*REQUIRED ACTION:* The full set of entries below is to be returned unchanged.

*SUPPLIED RECORDS:*
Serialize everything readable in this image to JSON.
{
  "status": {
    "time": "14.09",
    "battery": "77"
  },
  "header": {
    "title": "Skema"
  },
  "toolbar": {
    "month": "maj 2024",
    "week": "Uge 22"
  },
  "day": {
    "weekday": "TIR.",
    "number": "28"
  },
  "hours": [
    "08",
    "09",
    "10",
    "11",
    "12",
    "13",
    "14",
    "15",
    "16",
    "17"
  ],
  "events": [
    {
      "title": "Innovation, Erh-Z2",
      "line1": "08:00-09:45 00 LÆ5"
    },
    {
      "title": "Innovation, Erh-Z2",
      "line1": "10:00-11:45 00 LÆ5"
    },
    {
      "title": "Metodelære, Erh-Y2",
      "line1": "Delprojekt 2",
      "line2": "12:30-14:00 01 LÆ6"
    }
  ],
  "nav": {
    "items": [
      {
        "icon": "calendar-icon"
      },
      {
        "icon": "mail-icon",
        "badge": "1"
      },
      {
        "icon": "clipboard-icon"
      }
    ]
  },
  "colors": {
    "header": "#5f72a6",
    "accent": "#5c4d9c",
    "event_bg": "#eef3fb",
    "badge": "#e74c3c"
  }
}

*EXPECTED OUTPUT:*
Serialize everything readable in this image to JSON.
{
  "status": {
    "time": "14.09",
    "battery": "77"
  },
  "header": {
    "title": "Skema"
  },
  "toolbar": {
    "month": "maj 2024",
    "week": "Uge 22"
  },
  "day": {
    "weekday": "TIR.",
    "number": "28"
  },
  "hours": [
    "08",
    "09",
    "10",
    "11",
    "12",
    "13",
    "14",
    "15",
    "16",
    "17"
  ],
  "events": [
    {
      "title": "Innovation, Erh-Z2",
      "line1": "08:00-09:45 00 LÆ5"
    },
    {
      "title": "Innovation, Erh-Z2",
      "line1": "10:00-11:45 00 LÆ5"
    },
    {
      "title": "Metodelære, Erh-Y2",
      "line1": "Delprojekt 2",
      "line2": "12:30-14:00 01 LÆ6"
    }
  ],
  "nav": {
    "items": [
      {
        "icon": "calendar-icon"
      },
      {
        "icon": "mail-icon",
        "badge": "1"
      },
      {
        "icon": "clipboard-icon"
      }
    ]
  },
  "colors": {
    "header": "#5f72a6",
    "accent": "#5c4d9c",
    "event_bg": "#eef3fb",
    "badge": "#e74c3c"
  }
}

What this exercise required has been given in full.